DESCRIPTION OF THE TASK: Copy the entries below exactly. Images do not belong in the copy.

== == ==

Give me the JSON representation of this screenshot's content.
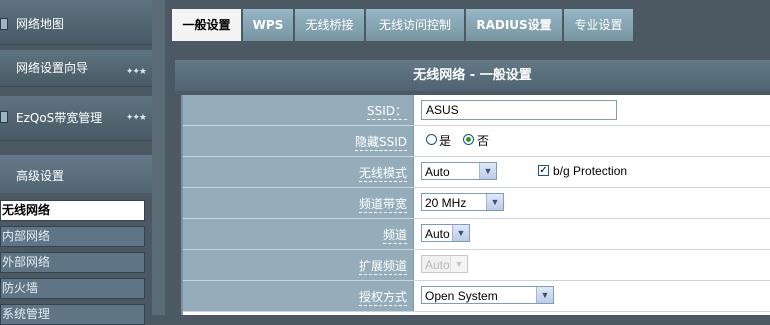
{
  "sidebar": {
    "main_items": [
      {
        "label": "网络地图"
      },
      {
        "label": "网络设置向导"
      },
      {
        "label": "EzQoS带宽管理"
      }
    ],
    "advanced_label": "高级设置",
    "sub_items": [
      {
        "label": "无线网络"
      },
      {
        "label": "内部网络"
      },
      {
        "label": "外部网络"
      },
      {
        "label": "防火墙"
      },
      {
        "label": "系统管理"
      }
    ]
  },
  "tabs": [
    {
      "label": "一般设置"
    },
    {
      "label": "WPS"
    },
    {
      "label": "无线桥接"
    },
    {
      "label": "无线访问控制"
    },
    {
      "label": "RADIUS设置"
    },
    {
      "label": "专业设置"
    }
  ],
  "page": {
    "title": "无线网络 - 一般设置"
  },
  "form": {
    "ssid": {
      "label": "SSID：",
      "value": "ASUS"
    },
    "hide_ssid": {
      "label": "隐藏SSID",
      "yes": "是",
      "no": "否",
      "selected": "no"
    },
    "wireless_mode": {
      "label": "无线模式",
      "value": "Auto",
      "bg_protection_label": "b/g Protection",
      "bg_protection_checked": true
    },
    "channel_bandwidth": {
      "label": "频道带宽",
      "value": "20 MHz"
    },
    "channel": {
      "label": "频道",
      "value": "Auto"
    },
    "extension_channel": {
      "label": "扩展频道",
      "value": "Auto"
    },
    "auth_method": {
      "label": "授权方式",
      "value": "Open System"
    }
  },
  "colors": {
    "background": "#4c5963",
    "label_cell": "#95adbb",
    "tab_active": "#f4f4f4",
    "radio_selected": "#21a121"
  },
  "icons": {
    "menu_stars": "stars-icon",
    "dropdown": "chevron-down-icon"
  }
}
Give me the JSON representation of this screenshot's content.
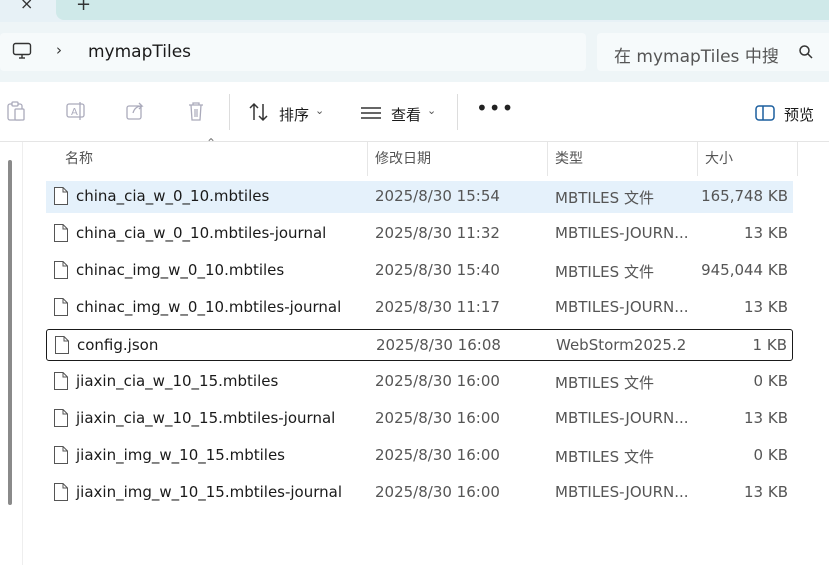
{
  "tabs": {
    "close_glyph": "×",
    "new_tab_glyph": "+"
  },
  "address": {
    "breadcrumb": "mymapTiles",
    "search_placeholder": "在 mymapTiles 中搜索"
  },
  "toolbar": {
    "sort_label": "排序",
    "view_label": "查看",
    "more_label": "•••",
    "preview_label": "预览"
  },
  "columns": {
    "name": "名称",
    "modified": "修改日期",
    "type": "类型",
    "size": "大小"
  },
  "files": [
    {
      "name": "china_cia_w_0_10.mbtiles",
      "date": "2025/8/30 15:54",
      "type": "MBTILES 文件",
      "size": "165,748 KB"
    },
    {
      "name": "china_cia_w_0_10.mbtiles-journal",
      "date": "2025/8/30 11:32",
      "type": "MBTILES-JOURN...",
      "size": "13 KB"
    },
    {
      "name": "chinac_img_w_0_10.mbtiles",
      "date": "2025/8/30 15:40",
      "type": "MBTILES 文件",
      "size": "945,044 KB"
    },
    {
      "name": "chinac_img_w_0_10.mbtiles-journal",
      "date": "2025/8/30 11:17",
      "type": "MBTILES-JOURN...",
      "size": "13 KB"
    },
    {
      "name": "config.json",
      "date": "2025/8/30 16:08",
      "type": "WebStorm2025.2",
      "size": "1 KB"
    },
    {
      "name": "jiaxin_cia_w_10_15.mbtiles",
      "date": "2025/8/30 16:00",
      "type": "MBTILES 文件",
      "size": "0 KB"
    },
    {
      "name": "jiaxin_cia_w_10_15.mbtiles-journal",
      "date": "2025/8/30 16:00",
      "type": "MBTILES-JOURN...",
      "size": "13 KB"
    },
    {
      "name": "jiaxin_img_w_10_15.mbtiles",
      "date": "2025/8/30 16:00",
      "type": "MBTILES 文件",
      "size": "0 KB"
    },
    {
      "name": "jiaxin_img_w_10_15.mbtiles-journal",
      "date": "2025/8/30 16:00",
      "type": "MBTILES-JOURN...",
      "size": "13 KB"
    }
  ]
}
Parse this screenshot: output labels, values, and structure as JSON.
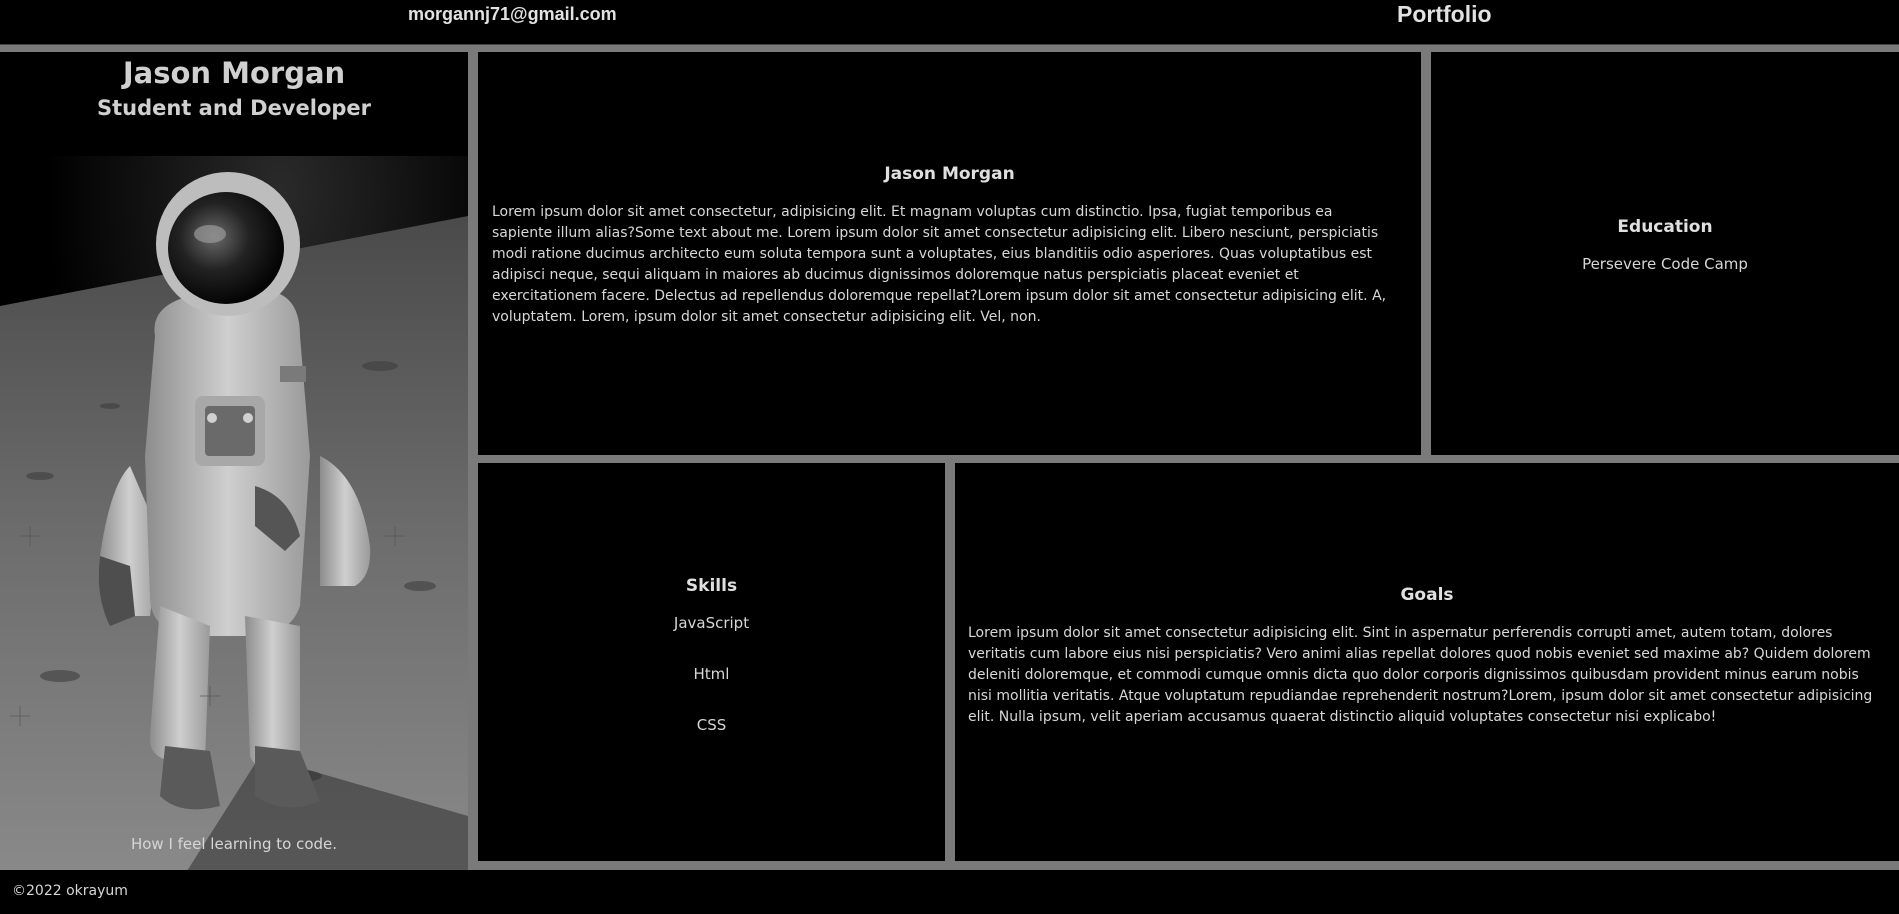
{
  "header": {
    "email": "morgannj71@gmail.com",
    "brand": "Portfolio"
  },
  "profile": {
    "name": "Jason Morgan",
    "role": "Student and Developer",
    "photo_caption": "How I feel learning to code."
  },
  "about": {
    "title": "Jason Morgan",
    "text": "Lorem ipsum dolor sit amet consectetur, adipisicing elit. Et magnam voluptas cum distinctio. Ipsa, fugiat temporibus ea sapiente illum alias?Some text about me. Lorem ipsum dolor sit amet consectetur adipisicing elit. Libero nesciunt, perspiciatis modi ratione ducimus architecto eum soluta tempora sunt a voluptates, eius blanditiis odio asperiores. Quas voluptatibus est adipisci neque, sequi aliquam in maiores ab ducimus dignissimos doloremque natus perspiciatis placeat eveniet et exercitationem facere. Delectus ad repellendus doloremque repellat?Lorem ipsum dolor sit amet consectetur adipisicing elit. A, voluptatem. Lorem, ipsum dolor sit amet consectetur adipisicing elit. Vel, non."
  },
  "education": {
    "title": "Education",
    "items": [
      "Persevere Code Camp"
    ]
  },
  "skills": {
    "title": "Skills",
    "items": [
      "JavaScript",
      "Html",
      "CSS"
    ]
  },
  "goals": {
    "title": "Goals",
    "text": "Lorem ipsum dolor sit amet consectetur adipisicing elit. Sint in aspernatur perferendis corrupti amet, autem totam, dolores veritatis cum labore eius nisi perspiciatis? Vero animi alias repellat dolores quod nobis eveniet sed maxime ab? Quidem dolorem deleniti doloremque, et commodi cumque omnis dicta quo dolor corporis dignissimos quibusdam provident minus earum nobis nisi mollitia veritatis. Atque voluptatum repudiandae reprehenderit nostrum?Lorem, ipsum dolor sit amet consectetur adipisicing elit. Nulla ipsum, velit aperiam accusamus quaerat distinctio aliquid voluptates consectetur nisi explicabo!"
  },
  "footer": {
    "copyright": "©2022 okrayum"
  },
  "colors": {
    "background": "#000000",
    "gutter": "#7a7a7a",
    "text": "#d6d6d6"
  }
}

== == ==

RESPONSE TO THIS EXERCISE:
Give me the JSON representation of this screenshot's content.
{
  "sidebar": {
    "main_items": [
      {
        "label": "网络地图"
      },
      {
        "label": "网络设置向导"
      },
      {
        "label": "EzQoS带宽管理"
      }
    ],
    "advanced_label": "高级设置",
    "sub_items": [
      {
        "label": "无线网络"
      },
      {
        "label": "内部网络"
      },
      {
        "label": "外部网络"
      },
      {
        "label": "防火墙"
      },
      {
        "label": "系统管理"
      }
    ]
  },
  "tabs": [
    {
      "label": "一般设置"
    },
    {
      "label": "WPS"
    },
    {
      "label": "无线桥接"
    },
    {
      "label": "无线访问控制"
    },
    {
      "label": "RADIUS设置"
    },
    {
      "label": "专业设置"
    }
  ],
  "page": {
    "title": "无线网络 - 一般设置"
  },
  "form": {
    "ssid": {
      "label": "SSID：",
      "value": "ASUS"
    },
    "hide_ssid": {
      "label": "隐藏SSID",
      "yes": "是",
      "no": "否",
      "selected": "no"
    },
    "wireless_mode": {
      "label": "无线模式",
      "value": "Auto",
      "bg_protection_label": "b/g Protection",
      "bg_protection_checked": true
    },
    "channel_bandwidth": {
      "label": "频道带宽",
      "value": "20 MHz"
    },
    "channel": {
      "label": "频道",
      "value": "Auto"
    },
    "extension_channel": {
      "label": "扩展频道",
      "value": "Auto"
    },
    "auth_method": {
      "label": "授权方式",
      "value": "Open System"
    }
  },
  "colors": {
    "background": "#4c5963",
    "label_cell": "#95adbb",
    "tab_active": "#f4f4f4",
    "radio_selected": "#21a121"
  },
  "icons": {
    "menu_stars": "stars-icon",
    "dropdown": "chevron-down-icon"
  }
}
Give me the JSON representation of this screenshot's content.
{
  "tabs": {
    "close_glyph": "×",
    "new_tab_glyph": "+"
  },
  "address": {
    "breadcrumb": "mymapTiles",
    "search_placeholder": "在 mymapTiles 中搜索"
  },
  "toolbar": {
    "sort_label": "排序",
    "view_label": "查看",
    "more_label": "•••",
    "preview_label": "预览"
  },
  "columns": {
    "name": "名称",
    "modified": "修改日期",
    "type": "类型",
    "size": "大小"
  },
  "files": [
    {
      "name": "china_cia_w_0_10.mbtiles",
      "date": "2025/8/30 15:54",
      "type": "MBTILES 文件",
      "size": "165,748 KB"
    },
    {
      "name": "china_cia_w_0_10.mbtiles-journal",
      "date": "2025/8/30 11:32",
      "type": "MBTILES-JOURN...",
      "size": "13 KB"
    },
    {
      "name": "chinac_img_w_0_10.mbtiles",
      "date": "2025/8/30 15:40",
      "type": "MBTILES 文件",
      "size": "945,044 KB"
    },
    {
      "name": "chinac_img_w_0_10.mbtiles-journal",
      "date": "2025/8/30 11:17",
      "type": "MBTILES-JOURN...",
      "size": "13 KB"
    },
    {
      "name": "config.json",
      "date": "2025/8/30 16:08",
      "type": "WebStorm2025.2",
      "size": "1 KB"
    },
    {
      "name": "jiaxin_cia_w_10_15.mbtiles",
      "date": "2025/8/30 16:00",
      "type": "MBTILES 文件",
      "size": "0 KB"
    },
    {
      "name": "jiaxin_cia_w_10_15.mbtiles-journal",
      "date": "2025/8/30 16:00",
      "type": "MBTILES-JOURN...",
      "size": "13 KB"
    },
    {
      "name": "jiaxin_img_w_10_15.mbtiles",
      "date": "2025/8/30 16:00",
      "type": "MBTILES 文件",
      "size": "0 KB"
    },
    {
      "name": "jiaxin_img_w_10_15.mbtiles-journal",
      "date": "2025/8/30 16:00",
      "type": "MBTILES-JOURN...",
      "size": "13 KB"
    }
  ]
}
Parse this screenshot: output labels, values, and structure as JSON.
{
  "header": {
    "email": "morgannj71@gmail.com",
    "brand": "Portfolio"
  },
  "profile": {
    "name": "Jason Morgan",
    "role": "Student and Developer",
    "photo_caption": "How I feel learning to code."
  },
  "about": {
    "title": "Jason Morgan",
    "text": "Lorem ipsum dolor sit amet consectetur, adipisicing elit. Et magnam voluptas cum distinctio. Ipsa, fugiat temporibus ea sapiente illum alias?Some text about me. Lorem ipsum dolor sit amet consectetur adipisicing elit. Libero nesciunt, perspiciatis modi ratione ducimus architecto eum soluta tempora sunt a voluptates, eius blanditiis odio asperiores. Quas voluptatibus est adipisci neque, sequi aliquam in maiores ab ducimus dignissimos doloremque natus perspiciatis placeat eveniet et exercitationem facere. Delectus ad repellendus doloremque repellat?Lorem ipsum dolor sit amet consectetur adipisicing elit. A, voluptatem. Lorem, ipsum dolor sit amet consectetur adipisicing elit. Vel, non."
  },
  "education": {
    "title": "Education",
    "items": [
      "Persevere Code Camp"
    ]
  },
  "skills": {
    "title": "Skills",
    "items": [
      "JavaScript",
      "Html",
      "CSS"
    ]
  },
  "goals": {
    "title": "Goals",
    "text": "Lorem ipsum dolor sit amet consectetur adipisicing elit. Sint in aspernatur perferendis corrupti amet, autem totam, dolores veritatis cum labore eius nisi perspiciatis? Vero animi alias repellat dolores quod nobis eveniet sed maxime ab? Quidem dolorem deleniti doloremque, et commodi cumque omnis dicta quo dolor corporis dignissimos quibusdam provident minus earum nobis nisi mollitia veritatis. Atque voluptatum repudiandae reprehenderit nostrum?Lorem, ipsum dolor sit amet consectetur adipisicing elit. Nulla ipsum, velit aperiam accusamus quaerat distinctio aliquid voluptates consectetur nisi explicabo!"
  },
  "footer": {
    "copyright": "©2022 okrayum"
  },
  "colors": {
    "background": "#000000",
    "gutter": "#7a7a7a",
    "text": "#d6d6d6"
  }
}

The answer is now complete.